Nobel laureate Osamu Shimomura has died, according to the Associated Press. He was 90.
Shimomura, who worked at the Marine Biological Laboratory in Woods Hole, was awarded the 2008 Nobel Prize in Chemistry alongside Columbia University's Martin Chalfie and the University of California, San Diego's Roger Tsien for their work on green fluorescent protein. Shimomura was the first to isolate GFP from the Aequorea victoria jellyfish to find that it glows under UV light. Chalfie then demonstrated that GFP could be used as a molecular tag in biological experiments and Tsien, who died in 2016, explored how it worked and expanded its color palette.
Alex Palazzo noted at The Daily Transcript blog at the time that the Nobel was well earned. "Flip open any biomedical journal and you'll see why - Green Fluorescent Protein (aka GFP) is probably the most used gene in the world," he wrote.
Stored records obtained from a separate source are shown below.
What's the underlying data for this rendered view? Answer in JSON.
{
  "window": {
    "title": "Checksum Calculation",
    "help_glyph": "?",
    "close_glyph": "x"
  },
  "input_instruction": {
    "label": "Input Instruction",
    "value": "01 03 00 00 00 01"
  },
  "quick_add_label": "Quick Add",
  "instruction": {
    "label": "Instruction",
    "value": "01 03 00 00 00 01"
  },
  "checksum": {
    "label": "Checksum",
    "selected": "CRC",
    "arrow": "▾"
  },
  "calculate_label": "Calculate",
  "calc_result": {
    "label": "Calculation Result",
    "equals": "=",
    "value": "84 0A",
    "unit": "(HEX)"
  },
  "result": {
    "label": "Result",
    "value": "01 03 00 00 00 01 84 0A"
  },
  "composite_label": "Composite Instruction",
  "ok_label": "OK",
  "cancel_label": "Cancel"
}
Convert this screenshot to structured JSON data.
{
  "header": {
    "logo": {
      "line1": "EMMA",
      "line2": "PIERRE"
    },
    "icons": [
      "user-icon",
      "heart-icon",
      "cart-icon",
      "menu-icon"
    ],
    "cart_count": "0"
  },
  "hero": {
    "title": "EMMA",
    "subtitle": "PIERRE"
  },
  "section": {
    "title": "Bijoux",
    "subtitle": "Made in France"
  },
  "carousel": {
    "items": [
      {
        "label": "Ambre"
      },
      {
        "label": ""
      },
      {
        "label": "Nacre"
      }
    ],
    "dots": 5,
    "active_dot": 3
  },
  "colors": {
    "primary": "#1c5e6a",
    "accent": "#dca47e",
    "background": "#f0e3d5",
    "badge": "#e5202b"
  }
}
The Japan Times adds that Shimomura, who was born in Kyoto Prefecture in 1926 and lived in various part of Japan before settling near Nagasaki, survived the US atomic bombing of the city in 1945, when he was 16. The AP notes that he often would call for nuclear weapons bans in his lectures.